App and web page records
····················

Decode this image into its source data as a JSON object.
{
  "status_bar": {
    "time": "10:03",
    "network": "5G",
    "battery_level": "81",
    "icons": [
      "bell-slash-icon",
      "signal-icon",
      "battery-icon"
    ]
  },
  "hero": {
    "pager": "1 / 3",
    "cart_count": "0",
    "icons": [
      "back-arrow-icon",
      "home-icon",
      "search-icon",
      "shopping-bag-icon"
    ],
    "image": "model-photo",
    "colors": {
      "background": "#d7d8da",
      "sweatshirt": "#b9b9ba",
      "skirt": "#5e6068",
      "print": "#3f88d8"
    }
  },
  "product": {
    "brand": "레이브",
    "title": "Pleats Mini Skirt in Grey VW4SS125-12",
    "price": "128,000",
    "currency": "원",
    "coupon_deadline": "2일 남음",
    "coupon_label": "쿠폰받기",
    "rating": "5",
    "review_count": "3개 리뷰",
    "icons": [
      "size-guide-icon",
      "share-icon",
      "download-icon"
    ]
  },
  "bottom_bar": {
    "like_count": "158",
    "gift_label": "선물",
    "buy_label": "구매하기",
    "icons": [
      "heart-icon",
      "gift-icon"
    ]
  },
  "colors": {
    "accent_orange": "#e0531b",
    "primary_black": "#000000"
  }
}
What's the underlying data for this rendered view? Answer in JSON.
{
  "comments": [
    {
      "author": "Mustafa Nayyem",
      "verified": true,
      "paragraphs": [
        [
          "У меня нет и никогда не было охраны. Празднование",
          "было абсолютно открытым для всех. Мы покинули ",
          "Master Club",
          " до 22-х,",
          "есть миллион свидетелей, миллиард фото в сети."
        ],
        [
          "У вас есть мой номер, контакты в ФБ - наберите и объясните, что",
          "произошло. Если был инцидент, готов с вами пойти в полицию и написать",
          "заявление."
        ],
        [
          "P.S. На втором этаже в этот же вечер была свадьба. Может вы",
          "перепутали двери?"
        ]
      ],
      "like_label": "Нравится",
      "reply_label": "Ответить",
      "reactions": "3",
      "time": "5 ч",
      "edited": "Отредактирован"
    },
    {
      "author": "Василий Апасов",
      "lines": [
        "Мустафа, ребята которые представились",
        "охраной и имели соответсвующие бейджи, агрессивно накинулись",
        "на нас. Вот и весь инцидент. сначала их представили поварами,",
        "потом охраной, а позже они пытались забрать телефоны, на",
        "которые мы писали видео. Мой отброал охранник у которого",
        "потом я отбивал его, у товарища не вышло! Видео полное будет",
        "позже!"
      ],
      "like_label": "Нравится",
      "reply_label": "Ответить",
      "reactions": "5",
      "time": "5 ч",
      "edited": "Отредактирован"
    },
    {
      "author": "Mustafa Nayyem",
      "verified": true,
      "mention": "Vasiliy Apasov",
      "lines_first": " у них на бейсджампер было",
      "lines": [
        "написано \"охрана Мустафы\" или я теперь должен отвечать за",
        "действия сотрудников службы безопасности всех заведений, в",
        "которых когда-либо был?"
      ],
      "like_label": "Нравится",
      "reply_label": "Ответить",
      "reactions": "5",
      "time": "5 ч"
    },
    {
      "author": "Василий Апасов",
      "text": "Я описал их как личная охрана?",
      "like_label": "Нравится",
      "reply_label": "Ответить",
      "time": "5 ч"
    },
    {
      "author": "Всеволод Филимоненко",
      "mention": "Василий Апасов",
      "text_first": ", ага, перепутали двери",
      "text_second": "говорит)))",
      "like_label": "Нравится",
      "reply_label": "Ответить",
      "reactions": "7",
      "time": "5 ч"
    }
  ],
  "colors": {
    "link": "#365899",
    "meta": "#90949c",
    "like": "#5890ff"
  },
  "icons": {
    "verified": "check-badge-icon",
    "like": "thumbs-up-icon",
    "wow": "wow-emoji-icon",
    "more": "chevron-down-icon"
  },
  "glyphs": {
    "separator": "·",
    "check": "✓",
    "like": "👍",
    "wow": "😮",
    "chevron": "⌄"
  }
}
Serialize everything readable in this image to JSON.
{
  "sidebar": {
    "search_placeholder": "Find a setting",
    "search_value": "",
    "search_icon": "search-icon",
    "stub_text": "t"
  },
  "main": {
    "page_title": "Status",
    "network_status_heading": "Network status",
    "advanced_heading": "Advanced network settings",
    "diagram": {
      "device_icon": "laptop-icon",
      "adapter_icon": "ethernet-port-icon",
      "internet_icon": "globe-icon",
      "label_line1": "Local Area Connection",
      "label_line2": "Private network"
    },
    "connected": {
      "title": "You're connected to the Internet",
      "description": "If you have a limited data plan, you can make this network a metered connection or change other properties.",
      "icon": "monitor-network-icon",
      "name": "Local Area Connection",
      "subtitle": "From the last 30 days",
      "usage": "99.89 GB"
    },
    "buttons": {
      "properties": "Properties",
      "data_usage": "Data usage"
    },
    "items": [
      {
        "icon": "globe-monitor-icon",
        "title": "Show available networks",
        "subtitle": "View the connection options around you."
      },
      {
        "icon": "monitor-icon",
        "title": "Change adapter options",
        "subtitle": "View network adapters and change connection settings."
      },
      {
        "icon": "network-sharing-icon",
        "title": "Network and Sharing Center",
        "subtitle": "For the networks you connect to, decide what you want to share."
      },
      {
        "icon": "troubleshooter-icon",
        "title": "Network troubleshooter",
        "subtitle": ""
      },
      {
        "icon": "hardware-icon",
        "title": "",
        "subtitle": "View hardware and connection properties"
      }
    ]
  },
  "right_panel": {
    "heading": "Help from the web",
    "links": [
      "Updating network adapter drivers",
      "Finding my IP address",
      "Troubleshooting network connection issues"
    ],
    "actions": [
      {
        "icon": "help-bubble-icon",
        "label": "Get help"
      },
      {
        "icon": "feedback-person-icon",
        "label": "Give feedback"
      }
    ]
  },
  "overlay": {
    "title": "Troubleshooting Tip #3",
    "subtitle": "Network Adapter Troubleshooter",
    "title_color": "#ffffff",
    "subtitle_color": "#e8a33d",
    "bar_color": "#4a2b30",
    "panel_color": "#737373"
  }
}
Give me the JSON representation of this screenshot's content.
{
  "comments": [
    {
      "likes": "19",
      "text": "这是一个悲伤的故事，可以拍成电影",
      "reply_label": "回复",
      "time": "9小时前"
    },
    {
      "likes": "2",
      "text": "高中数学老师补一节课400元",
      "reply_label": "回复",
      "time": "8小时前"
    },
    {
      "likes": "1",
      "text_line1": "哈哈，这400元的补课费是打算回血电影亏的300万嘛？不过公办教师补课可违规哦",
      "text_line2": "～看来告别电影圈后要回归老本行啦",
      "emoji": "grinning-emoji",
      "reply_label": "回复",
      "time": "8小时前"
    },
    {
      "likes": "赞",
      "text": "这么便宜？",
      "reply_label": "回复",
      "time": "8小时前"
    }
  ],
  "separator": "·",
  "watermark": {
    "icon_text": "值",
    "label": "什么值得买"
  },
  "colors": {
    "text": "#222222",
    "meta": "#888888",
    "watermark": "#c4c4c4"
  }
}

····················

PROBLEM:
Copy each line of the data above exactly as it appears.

EXERCISE ANSWER:
Decode this image into its source data as a JSON object.
{
  "status_bar": {
    "time": "10:03",
    "network": "5G",
    "battery_level": "81",
    "icons": [
      "bell-slash-icon",
      "signal-icon",
      "battery-icon"
    ]
  },
  "hero": {
    "pager": "1 / 3",
    "cart_count": "0",
    "icons": [
      "back-arrow-icon",
      "home-icon",
      "search-icon",
      "shopping-bag-icon"
    ],
    "image": "model-photo",
    "colors": {
      "background": "#d7d8da",
      "sweatshirt": "#b9b9ba",
      "skirt": "#5e6068",
      "print": "#3f88d8"
    }
  },
  "product": {
    "brand": "레이브",
    "title": "Pleats Mini Skirt in Grey VW4SS125-12",
    "price": "128,000",
    "currency": "원",
    "coupon_deadline": "2일 남음",
    "coupon_label": "쿠폰받기",
    "rating": "5",
    "review_count": "3개 리뷰",
    "icons": [
      "size-guide-icon",
      "share-icon",
      "download-icon"
    ]
  },
  "bottom_bar": {
    "like_count": "158",
    "gift_label": "선물",
    "buy_label": "구매하기",
    "icons": [
      "heart-icon",
      "gift-icon"
    ]
  },
  "colors": {
    "accent_orange": "#e0531b",
    "primary_black": "#000000"
  }
}
What's the underlying data for this rendered view? Answer in JSON.
{
  "comments": [
    {
      "author": "Mustafa Nayyem",
      "verified": true,
      "paragraphs": [
        [
          "У меня нет и никогда не было охраны. Празднование",
          "было абсолютно открытым для всех. Мы покинули ",
          "Master Club",
          " до 22-х,",
          "есть миллион свидетелей, миллиард фото в сети."
        ],
        [
          "У вас есть мой номер, контакты в ФБ - наберите и объясните, что",
          "произошло. Если был инцидент, готов с вами пойти в полицию и написать",
          "заявление."
        ],
        [
          "P.S. На втором этаже в этот же вечер была свадьба. Может вы",
          "перепутали двери?"
        ]
      ],
      "like_label": "Нравится",
      "reply_label": "Ответить",
      "reactions": "3",
      "time": "5 ч",
      "edited": "Отредактирован"
    },
    {
      "author": "Василий Апасов",
      "lines": [
        "Мустафа, ребята которые представились",
        "охраной и имели соответсвующие бейджи, агрессивно накинулись",
        "на нас. Вот и весь инцидент. сначала их представили поварами,",
        "потом охраной, а позже они пытались забрать телефоны, на",
        "которые мы писали видео. Мой отброал охранник у которого",
        "потом я отбивал его, у товарища не вышло! Видео полное будет",
        "позже!"
      ],
      "like_label": "Нравится",
      "reply_label": "Ответить",
      "reactions": "5",
      "time": "5 ч",
      "edited": "Отредактирован"
    },
    {
      "author": "Mustafa Nayyem",
      "verified": true,
      "mention": "Vasiliy Apasov",
      "lines_first": " у них на бейсджампер было",
      "lines": [
        "написано \"охрана Мустафы\" или я теперь должен отвечать за",
        "действия сотрудников службы безопасности всех заведений, в",
        "которых когда-либо был?"
      ],
      "like_label": "Нравится",
      "reply_label": "Ответить",
      "reactions": "5",
      "time": "5 ч"
    },
    {
      "author": "Василий Апасов",
      "text": "Я описал их как личная охрана?",
      "like_label": "Нравится",
      "reply_label": "Ответить",
      "time": "5 ч"
    },
    {
      "author": "Всеволод Филимоненко",
      "mention": "Василий Апасов",
      "text_first": ", ага, перепутали двери",
      "text_second": "говорит)))",
      "like_label": "Нравится",
      "reply_label": "Ответить",
      "reactions": "7",
      "time": "5 ч"
    }
  ],
  "colors": {
    "link": "#365899",
    "meta": "#90949c",
    "like": "#5890ff"
  },
  "icons": {
    "verified": "check-badge-icon",
    "like": "thumbs-up-icon",
    "wow": "wow-emoji-icon",
    "more": "chevron-down-icon"
  },
  "glyphs": {
    "separator": "·",
    "check": "✓",
    "like": "👍",
    "wow": "😮",
    "chevron": "⌄"
  }
}
Serialize everything readable in this image to JSON.
{
  "sidebar": {
    "search_placeholder": "Find a setting",
    "search_value": "",
    "search_icon": "search-icon",
    "stub_text": "t"
  },
  "main": {
    "page_title": "Status",
    "network_status_heading": "Network status",
    "advanced_heading": "Advanced network settings",
    "diagram": {
      "device_icon": "laptop-icon",
      "adapter_icon": "ethernet-port-icon",
      "internet_icon": "globe-icon",
      "label_line1": "Local Area Connection",
      "label_line2": "Private network"
    },
    "connected": {
      "title": "You're connected to the Internet",
      "description": "If you have a limited data plan, you can make this network a metered connection or change other properties.",
      "icon": "monitor-network-icon",
      "name": "Local Area Connection",
      "subtitle": "From the last 30 days",
      "usage": "99.89 GB"
    },
    "buttons": {
      "properties": "Properties",
      "data_usage": "Data usage"
    },
    "items": [
      {
        "icon": "globe-monitor-icon",
        "title": "Show available networks",
        "subtitle": "View the connection options around you."
      },
      {
        "icon": "monitor-icon",
        "title": "Change adapter options",
        "subtitle": "View network adapters and change connection settings."
      },
      {
        "icon": "network-sharing-icon",
        "title": "Network and Sharing Center",
        "subtitle": "For the networks you connect to, decide what you want to share."
      },
      {
        "icon": "troubleshooter-icon",
        "title": "Network troubleshooter",
        "subtitle": ""
      },
      {
        "icon": "hardware-icon",
        "title": "",
        "subtitle": "View hardware and connection properties"
      }
    ]
  },
  "right_panel": {
    "heading": "Help from the web",
    "links": [
      "Updating network adapter drivers",
      "Finding my IP address",
      "Troubleshooting network connection issues"
    ],
    "actions": [
      {
        "icon": "help-bubble-icon",
        "label": "Get help"
      },
      {
        "icon": "feedback-person-icon",
        "label": "Give feedback"
      }
    ]
  },
  "overlay": {
    "title": "Troubleshooting Tip #3",
    "subtitle": "Network Adapter Troubleshooter",
    "title_color": "#ffffff",
    "subtitle_color": "#e8a33d",
    "bar_color": "#4a2b30",
    "panel_color": "#737373"
  }
}
Give me the JSON representation of this screenshot's content.
{
  "comments": [
    {
      "likes": "19",
      "text": "这是一个悲伤的故事，可以拍成电影",
      "reply_label": "回复",
      "time": "9小时前"
    },
    {
      "likes": "2",
      "text": "高中数学老师补一节课400元",
      "reply_label": "回复",
      "time": "8小时前"
    },
    {
      "likes": "1",
      "text_line1": "哈哈，这400元的补课费是打算回血电影亏的300万嘛？不过公办教师补课可违规哦",
      "text_line2": "～看来告别电影圈后要回归老本行啦",
      "emoji": "grinning-emoji",
      "reply_label": "回复",
      "time": "8小时前"
    },
    {
      "likes": "赞",
      "text": "这么便宜？",
      "reply_label": "回复",
      "time": "8小时前"
    }
  ],
  "separator": "·",
  "watermark": {
    "icon_text": "值",
    "label": "什么值得买"
  },
  "colors": {
    "text": "#222222",
    "meta": "#888888",
    "watermark": "#c4c4c4"
  }
}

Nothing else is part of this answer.